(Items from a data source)
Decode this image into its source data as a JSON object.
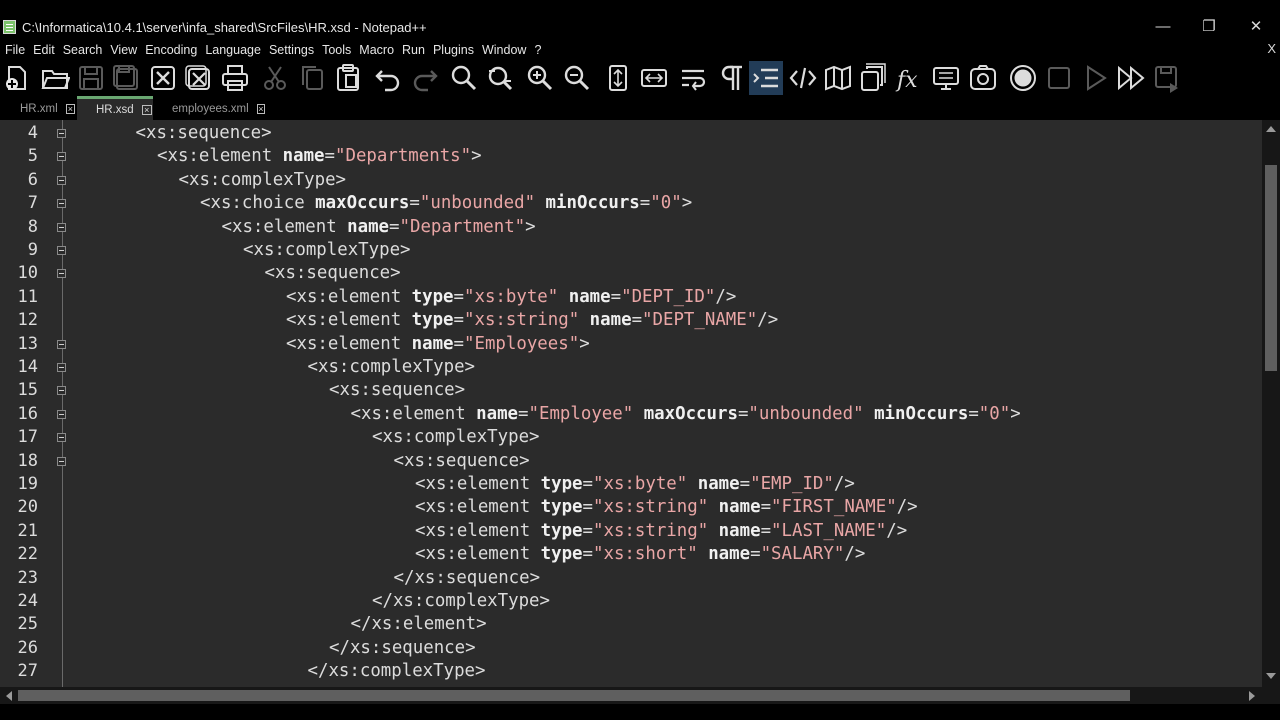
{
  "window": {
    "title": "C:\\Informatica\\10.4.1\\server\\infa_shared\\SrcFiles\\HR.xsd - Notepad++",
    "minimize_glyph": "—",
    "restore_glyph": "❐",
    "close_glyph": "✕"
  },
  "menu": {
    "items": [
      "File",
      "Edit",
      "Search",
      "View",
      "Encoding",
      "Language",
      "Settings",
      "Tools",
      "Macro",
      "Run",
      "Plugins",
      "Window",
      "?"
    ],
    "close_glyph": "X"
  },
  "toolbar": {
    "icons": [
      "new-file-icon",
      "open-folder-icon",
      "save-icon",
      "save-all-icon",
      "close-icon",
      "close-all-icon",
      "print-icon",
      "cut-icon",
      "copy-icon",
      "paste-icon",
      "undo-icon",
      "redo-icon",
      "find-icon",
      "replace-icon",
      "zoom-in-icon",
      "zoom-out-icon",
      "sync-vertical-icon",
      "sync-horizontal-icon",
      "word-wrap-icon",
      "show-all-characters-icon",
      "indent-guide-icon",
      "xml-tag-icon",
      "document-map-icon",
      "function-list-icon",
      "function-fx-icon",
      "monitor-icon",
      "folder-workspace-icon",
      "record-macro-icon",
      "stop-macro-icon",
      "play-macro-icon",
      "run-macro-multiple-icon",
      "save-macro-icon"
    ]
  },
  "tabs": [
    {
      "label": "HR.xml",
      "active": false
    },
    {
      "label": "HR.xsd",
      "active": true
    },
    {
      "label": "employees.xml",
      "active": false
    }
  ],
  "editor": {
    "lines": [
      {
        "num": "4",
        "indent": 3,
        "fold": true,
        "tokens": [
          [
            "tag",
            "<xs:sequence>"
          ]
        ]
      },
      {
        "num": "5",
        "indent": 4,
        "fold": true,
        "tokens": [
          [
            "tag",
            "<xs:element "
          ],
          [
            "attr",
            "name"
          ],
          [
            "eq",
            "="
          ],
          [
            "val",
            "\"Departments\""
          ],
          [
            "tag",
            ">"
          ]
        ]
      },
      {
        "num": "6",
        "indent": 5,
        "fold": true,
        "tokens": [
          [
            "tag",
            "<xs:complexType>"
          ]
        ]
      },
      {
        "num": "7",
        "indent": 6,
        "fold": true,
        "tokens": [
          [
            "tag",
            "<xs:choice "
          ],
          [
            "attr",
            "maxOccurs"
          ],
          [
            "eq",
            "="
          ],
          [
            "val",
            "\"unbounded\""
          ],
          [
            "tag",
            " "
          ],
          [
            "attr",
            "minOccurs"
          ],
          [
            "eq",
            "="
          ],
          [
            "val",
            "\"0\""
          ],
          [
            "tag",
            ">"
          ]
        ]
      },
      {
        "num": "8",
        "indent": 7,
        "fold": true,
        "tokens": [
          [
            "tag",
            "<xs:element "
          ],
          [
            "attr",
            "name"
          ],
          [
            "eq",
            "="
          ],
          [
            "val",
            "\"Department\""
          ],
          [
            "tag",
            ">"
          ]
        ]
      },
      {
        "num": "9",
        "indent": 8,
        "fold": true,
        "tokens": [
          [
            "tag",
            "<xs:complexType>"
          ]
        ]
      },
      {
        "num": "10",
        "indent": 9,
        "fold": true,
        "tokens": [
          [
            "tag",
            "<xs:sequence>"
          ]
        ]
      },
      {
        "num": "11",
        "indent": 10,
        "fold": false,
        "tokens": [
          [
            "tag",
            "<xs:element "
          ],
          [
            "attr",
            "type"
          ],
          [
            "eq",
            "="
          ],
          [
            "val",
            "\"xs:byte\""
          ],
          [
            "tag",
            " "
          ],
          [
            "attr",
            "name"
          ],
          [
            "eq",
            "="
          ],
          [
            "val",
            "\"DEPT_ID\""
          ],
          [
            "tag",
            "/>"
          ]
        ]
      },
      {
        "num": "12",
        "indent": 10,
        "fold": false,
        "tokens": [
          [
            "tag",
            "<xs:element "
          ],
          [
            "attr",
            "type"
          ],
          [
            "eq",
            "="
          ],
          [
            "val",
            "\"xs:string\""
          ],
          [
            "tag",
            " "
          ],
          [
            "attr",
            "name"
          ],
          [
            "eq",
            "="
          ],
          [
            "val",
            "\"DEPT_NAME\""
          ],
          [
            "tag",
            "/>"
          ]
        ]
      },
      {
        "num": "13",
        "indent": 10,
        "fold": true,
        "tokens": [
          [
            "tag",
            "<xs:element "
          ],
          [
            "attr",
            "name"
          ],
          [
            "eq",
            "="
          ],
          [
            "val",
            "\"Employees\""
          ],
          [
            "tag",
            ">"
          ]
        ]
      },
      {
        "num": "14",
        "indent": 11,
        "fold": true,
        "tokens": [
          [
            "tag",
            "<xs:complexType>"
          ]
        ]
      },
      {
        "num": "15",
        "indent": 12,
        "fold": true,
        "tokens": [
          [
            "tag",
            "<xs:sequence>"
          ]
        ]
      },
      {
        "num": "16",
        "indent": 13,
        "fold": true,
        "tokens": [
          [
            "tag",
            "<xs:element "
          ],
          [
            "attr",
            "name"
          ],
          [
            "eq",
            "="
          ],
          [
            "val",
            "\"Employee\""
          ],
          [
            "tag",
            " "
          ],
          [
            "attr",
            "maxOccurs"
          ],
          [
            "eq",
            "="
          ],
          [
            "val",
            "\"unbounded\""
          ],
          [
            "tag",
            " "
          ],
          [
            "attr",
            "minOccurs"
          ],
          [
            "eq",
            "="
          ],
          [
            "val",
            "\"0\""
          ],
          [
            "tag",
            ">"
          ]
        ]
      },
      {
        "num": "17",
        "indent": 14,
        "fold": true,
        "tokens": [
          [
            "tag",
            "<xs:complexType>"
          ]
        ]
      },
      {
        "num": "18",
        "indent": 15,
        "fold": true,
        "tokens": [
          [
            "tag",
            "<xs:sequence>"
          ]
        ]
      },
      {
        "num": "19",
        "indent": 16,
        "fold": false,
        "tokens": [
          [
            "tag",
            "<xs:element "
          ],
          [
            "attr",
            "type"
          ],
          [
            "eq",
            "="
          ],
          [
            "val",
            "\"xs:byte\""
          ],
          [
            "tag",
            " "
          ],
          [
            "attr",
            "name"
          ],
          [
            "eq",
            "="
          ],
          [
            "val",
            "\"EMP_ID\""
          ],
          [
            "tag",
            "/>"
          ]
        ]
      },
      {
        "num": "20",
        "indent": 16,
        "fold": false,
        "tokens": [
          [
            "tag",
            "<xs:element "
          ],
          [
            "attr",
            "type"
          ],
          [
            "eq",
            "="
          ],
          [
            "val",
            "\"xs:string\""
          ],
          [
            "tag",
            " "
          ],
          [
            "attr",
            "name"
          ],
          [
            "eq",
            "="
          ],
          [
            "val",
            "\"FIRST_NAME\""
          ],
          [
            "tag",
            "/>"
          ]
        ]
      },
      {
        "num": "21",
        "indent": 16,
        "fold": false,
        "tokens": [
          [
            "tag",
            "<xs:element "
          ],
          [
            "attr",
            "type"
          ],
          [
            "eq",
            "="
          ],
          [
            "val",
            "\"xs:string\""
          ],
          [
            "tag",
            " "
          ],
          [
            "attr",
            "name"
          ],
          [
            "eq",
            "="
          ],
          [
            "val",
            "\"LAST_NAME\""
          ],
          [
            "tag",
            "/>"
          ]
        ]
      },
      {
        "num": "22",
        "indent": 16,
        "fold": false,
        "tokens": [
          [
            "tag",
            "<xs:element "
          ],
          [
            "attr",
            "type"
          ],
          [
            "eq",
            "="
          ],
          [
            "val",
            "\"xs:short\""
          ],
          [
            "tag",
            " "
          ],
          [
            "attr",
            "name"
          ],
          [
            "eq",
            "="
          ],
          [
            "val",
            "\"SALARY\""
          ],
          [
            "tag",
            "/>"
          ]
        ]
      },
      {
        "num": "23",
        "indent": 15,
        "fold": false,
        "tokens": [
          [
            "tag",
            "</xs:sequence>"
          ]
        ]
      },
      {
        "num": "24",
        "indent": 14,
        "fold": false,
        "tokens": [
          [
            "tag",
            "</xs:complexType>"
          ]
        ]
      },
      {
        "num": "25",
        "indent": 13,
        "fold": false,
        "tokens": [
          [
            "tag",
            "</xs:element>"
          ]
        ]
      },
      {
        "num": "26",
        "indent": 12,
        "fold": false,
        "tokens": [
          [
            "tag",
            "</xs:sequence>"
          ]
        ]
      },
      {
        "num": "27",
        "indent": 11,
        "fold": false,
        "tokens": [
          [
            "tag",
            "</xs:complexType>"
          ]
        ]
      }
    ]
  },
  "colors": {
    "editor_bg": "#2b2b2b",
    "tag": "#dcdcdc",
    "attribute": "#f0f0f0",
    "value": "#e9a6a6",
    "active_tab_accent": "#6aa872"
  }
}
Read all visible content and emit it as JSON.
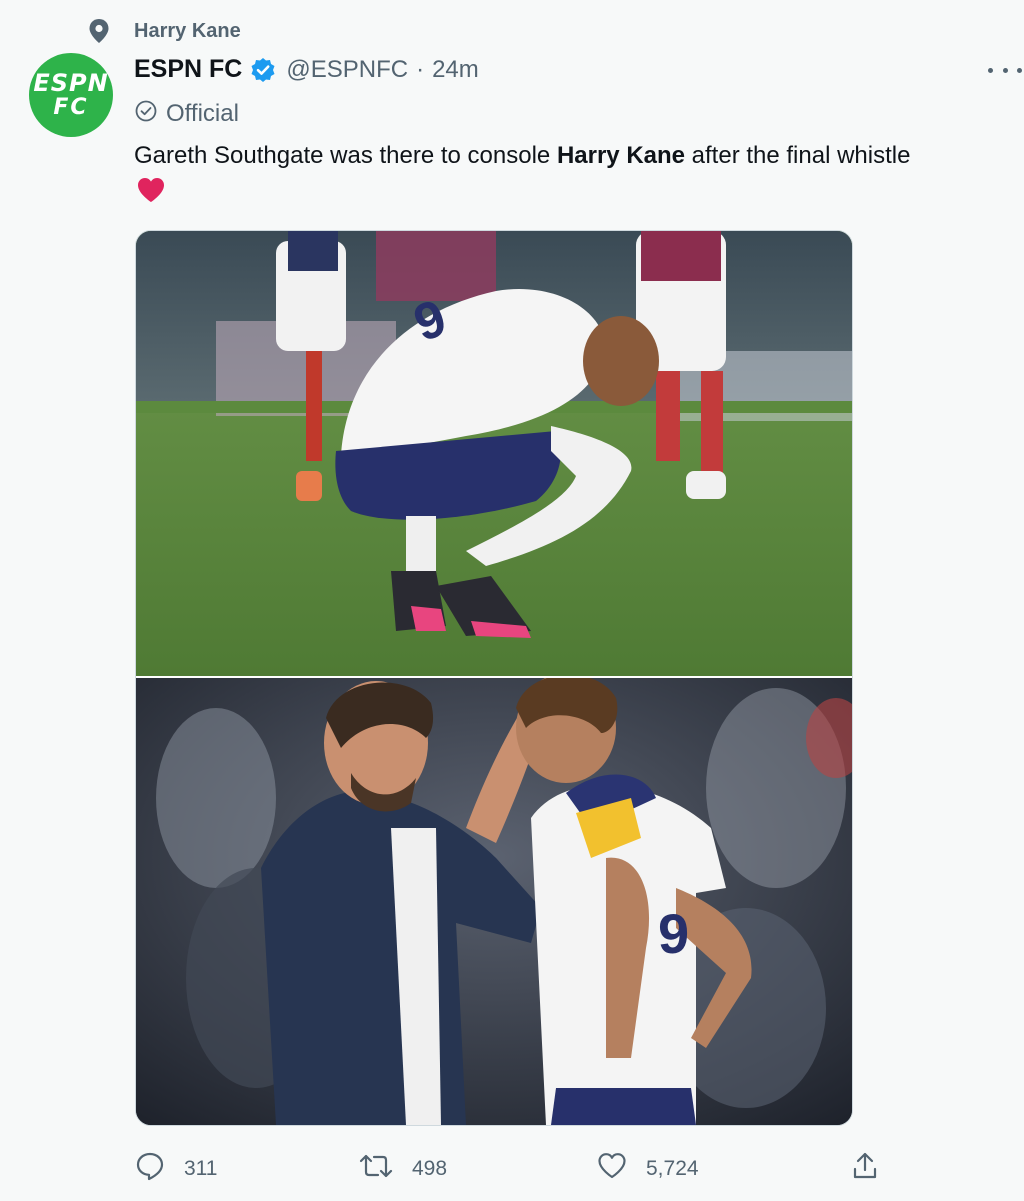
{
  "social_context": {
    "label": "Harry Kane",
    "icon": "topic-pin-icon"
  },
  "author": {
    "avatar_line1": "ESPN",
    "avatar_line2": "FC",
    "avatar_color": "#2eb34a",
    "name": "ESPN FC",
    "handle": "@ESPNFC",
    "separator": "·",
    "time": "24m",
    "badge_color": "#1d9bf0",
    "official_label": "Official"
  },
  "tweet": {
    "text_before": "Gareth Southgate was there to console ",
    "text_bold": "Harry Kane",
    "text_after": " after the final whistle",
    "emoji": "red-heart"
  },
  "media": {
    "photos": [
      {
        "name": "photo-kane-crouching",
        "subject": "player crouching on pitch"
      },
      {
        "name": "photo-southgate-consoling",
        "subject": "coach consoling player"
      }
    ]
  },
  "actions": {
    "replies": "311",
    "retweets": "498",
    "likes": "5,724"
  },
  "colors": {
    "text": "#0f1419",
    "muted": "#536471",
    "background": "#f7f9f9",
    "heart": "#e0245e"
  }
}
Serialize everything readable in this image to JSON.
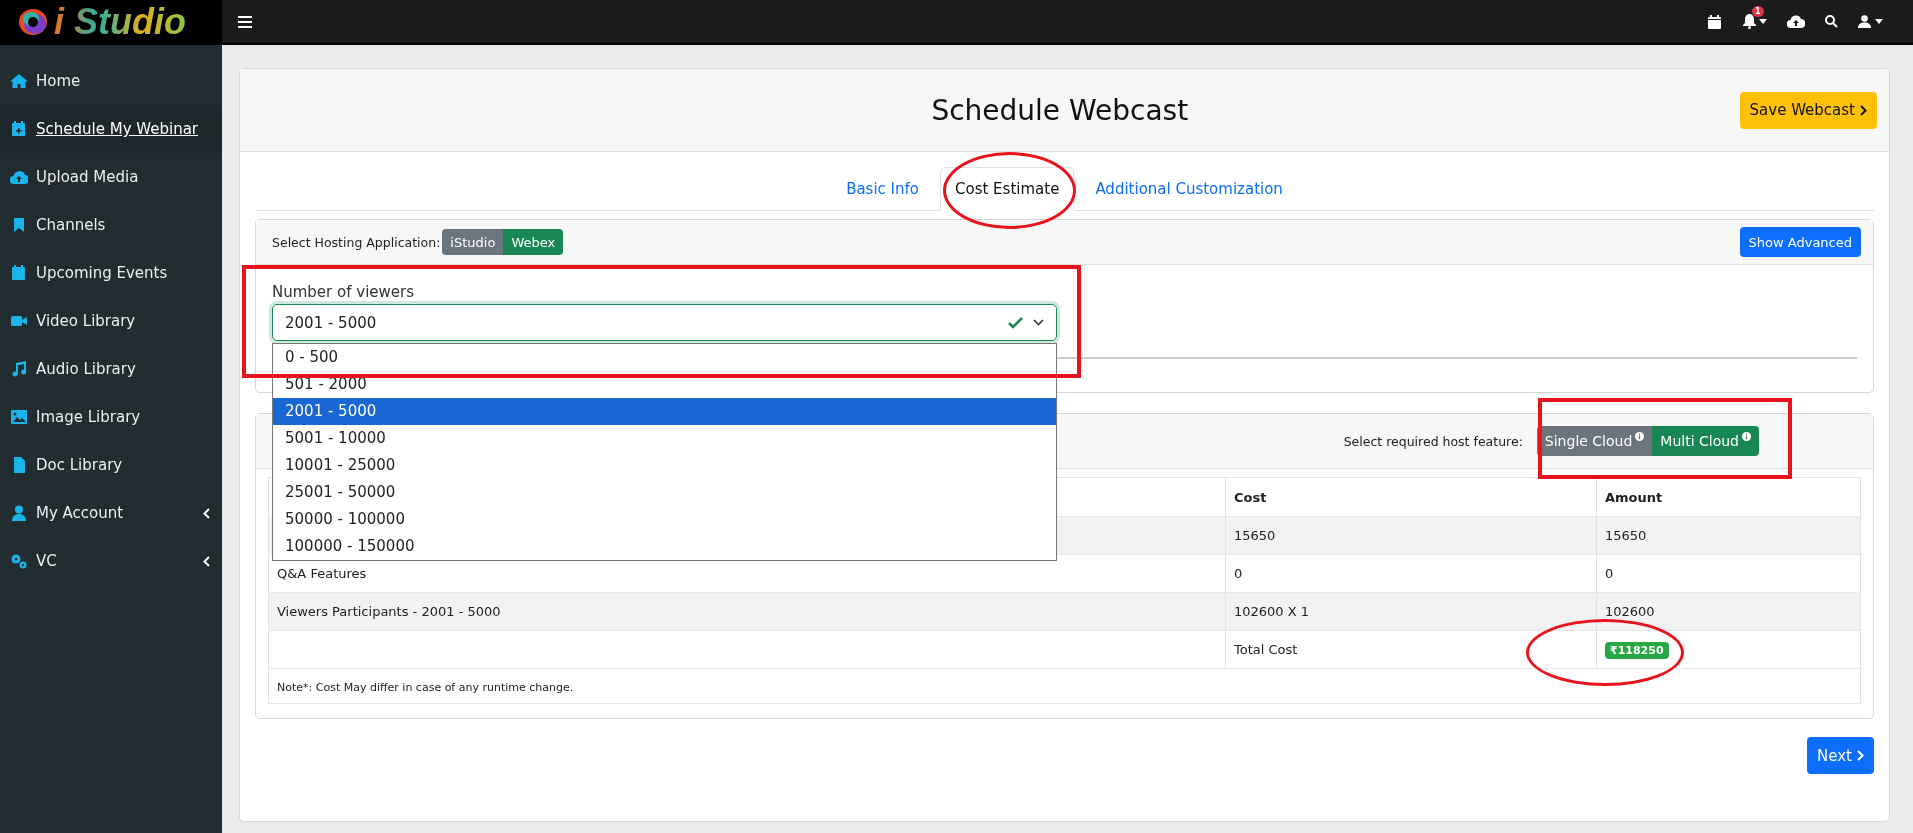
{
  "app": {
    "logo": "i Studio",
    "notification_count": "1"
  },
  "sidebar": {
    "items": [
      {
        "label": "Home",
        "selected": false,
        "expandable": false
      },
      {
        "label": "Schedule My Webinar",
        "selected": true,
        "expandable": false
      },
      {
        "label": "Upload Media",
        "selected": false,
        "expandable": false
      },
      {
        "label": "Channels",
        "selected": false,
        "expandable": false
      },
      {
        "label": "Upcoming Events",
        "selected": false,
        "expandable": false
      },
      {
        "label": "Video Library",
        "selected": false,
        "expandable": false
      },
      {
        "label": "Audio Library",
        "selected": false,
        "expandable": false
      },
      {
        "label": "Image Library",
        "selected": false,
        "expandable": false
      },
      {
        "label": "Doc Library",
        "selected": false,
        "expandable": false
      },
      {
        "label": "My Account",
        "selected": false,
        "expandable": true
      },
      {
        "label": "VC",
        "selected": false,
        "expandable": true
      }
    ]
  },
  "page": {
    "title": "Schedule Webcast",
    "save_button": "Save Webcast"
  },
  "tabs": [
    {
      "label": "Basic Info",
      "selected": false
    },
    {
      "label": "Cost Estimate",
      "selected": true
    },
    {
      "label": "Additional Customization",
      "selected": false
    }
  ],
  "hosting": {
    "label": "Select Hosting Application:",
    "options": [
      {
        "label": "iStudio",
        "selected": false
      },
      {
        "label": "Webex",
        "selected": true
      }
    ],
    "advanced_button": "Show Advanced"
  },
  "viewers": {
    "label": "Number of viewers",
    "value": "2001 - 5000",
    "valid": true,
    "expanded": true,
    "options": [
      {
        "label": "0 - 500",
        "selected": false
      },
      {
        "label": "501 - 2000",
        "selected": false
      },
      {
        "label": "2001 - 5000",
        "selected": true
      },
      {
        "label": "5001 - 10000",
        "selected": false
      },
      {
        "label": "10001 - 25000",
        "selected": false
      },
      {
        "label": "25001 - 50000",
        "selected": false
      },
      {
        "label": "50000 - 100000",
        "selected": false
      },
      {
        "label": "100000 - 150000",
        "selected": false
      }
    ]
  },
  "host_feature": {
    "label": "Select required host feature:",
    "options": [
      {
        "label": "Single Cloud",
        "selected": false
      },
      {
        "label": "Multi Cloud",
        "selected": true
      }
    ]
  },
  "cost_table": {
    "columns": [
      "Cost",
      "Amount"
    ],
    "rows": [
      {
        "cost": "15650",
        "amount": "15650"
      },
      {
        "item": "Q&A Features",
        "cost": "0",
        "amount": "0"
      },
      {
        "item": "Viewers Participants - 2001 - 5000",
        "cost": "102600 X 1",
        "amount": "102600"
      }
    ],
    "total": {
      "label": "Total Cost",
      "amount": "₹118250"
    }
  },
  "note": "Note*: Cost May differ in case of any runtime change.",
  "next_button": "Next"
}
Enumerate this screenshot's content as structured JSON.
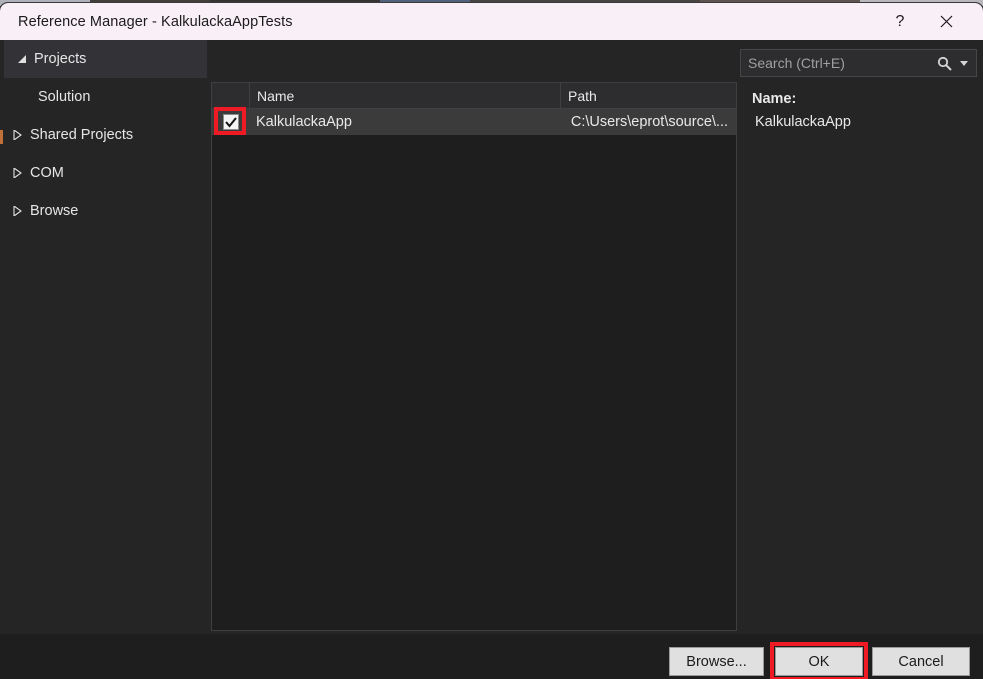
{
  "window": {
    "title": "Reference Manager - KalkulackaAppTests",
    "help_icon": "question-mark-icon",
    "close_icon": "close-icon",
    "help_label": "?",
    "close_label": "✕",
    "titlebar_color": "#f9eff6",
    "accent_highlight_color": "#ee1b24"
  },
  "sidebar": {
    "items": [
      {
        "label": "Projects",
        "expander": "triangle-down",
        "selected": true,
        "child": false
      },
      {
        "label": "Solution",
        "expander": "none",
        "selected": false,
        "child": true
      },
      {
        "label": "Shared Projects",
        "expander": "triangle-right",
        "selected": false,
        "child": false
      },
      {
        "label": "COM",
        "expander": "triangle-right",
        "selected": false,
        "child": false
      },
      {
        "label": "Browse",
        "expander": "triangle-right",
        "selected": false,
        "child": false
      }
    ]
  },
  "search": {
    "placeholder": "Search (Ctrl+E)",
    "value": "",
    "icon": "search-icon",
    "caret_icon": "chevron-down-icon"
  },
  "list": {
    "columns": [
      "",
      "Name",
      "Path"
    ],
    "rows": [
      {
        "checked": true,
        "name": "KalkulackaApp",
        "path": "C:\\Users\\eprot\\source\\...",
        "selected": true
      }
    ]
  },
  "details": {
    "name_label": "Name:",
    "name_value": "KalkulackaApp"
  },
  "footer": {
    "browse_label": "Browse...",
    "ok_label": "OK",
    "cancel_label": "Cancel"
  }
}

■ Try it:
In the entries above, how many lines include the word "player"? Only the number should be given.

■ Task solution:
2